# ABOUT THIS EXERCISE
Among the entries, which lines carry the string "name"? Copy every one.

====== INFORMATION ======

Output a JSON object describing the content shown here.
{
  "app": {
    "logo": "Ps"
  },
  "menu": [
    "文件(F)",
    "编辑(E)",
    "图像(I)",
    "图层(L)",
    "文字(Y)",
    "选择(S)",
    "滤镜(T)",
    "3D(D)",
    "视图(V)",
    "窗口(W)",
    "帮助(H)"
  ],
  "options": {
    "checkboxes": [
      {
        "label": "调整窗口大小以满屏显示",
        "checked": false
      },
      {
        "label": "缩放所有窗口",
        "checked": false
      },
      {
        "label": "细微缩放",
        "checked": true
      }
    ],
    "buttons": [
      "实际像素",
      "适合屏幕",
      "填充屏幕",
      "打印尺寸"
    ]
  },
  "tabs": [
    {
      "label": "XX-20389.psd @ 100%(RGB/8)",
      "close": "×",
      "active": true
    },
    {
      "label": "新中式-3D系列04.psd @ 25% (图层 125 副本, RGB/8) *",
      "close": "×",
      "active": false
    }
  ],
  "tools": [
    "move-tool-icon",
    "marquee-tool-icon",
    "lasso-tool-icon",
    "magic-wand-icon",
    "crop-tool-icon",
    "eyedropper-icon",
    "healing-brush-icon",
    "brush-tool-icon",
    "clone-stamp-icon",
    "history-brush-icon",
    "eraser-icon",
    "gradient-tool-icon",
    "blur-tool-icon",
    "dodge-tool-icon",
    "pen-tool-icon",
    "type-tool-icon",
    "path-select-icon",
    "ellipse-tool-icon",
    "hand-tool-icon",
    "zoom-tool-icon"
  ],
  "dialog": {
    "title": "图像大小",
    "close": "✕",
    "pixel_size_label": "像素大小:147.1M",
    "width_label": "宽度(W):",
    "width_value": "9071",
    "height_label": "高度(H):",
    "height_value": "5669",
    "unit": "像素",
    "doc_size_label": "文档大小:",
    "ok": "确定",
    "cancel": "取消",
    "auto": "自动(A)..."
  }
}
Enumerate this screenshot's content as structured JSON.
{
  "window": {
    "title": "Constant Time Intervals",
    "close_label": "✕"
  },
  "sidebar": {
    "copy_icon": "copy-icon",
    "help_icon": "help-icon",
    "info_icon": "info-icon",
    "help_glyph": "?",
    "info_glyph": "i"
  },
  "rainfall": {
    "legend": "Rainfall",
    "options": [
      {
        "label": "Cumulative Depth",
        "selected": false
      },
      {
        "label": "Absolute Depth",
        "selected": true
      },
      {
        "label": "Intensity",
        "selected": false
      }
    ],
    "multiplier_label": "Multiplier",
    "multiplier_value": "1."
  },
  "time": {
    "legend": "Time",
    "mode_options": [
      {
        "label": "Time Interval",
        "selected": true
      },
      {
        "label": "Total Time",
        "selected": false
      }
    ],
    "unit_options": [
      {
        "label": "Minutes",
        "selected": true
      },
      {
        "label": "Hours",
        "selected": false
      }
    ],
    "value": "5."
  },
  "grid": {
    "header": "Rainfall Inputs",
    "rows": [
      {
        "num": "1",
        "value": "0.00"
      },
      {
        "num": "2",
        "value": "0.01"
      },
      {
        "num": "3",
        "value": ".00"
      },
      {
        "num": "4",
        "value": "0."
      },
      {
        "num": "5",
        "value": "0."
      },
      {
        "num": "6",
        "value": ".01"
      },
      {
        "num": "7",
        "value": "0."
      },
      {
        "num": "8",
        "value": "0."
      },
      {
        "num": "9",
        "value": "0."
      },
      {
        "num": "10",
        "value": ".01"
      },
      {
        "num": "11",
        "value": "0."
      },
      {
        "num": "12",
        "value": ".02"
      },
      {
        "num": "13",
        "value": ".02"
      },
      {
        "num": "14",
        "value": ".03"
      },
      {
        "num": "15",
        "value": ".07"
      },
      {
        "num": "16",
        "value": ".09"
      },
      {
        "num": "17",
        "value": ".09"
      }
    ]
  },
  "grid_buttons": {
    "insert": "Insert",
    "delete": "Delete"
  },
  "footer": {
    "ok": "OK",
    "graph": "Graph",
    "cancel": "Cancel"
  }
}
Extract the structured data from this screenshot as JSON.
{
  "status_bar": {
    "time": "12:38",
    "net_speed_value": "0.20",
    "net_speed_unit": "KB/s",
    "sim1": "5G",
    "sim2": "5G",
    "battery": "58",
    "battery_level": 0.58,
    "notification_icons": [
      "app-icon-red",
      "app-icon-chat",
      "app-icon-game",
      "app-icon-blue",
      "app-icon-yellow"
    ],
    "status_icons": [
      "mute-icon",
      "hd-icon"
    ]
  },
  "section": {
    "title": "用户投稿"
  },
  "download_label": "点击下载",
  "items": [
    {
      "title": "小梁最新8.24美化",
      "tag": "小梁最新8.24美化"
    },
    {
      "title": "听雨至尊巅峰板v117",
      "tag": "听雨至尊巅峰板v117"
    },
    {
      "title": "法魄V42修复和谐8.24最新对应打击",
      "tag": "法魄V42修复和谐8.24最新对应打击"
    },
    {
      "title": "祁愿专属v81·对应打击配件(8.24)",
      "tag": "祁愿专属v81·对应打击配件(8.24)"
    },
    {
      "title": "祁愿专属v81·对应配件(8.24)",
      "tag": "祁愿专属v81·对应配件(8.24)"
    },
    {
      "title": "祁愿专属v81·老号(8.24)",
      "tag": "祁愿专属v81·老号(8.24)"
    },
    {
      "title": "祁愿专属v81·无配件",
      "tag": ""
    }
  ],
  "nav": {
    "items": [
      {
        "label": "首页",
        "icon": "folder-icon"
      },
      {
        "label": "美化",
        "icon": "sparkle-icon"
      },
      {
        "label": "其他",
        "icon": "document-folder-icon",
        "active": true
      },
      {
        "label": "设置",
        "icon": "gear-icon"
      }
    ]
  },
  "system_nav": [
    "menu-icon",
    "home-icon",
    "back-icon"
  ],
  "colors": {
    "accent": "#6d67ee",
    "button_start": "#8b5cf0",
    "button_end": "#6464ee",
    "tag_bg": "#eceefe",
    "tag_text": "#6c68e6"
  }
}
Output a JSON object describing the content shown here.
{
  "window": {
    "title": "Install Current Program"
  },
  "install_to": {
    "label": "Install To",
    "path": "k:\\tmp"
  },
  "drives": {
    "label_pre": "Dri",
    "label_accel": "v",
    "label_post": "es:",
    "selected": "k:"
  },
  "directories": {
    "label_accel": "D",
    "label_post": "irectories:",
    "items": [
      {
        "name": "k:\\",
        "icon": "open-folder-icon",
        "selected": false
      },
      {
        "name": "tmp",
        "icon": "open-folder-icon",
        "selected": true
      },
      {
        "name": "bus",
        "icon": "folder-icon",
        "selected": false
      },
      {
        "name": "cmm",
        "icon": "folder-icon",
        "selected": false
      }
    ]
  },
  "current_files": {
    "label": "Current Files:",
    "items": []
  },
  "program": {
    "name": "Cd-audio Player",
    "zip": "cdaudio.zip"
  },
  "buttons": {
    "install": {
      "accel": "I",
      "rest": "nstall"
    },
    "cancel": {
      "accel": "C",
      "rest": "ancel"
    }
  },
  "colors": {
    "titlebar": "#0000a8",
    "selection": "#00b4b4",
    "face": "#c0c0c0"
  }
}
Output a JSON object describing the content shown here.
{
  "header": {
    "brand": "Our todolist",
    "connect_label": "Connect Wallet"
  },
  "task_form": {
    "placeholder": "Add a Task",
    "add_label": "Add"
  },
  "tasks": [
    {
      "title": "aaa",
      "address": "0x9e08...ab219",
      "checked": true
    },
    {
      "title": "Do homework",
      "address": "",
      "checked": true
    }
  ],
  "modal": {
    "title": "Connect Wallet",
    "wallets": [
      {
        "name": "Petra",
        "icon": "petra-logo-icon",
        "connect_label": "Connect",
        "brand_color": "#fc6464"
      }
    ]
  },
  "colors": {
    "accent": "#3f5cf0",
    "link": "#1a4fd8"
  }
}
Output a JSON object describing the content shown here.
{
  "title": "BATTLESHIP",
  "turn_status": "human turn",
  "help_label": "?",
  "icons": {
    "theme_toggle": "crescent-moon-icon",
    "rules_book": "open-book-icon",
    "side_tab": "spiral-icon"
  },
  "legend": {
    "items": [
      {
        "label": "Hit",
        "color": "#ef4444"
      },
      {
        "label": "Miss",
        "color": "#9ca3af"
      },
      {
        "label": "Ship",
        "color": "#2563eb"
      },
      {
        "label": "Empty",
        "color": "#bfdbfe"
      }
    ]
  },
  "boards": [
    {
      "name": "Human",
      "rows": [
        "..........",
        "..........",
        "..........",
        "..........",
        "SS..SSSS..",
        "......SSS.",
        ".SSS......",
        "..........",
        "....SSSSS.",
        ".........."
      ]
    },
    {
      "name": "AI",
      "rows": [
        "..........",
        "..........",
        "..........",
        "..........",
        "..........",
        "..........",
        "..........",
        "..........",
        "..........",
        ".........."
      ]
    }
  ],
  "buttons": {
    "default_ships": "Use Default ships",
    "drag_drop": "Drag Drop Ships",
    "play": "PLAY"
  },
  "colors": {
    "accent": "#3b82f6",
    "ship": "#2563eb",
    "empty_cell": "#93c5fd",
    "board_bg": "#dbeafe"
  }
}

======

# SOLUTION TO THIS EXERCISE
        "name": "k:\\",
        "name": "tmp",
        "name": "bus",
        "name": "cmm",
    "name": "Cd-audio Player",
        "name": "Petra",
      "name": "Human",
      "name": "AI",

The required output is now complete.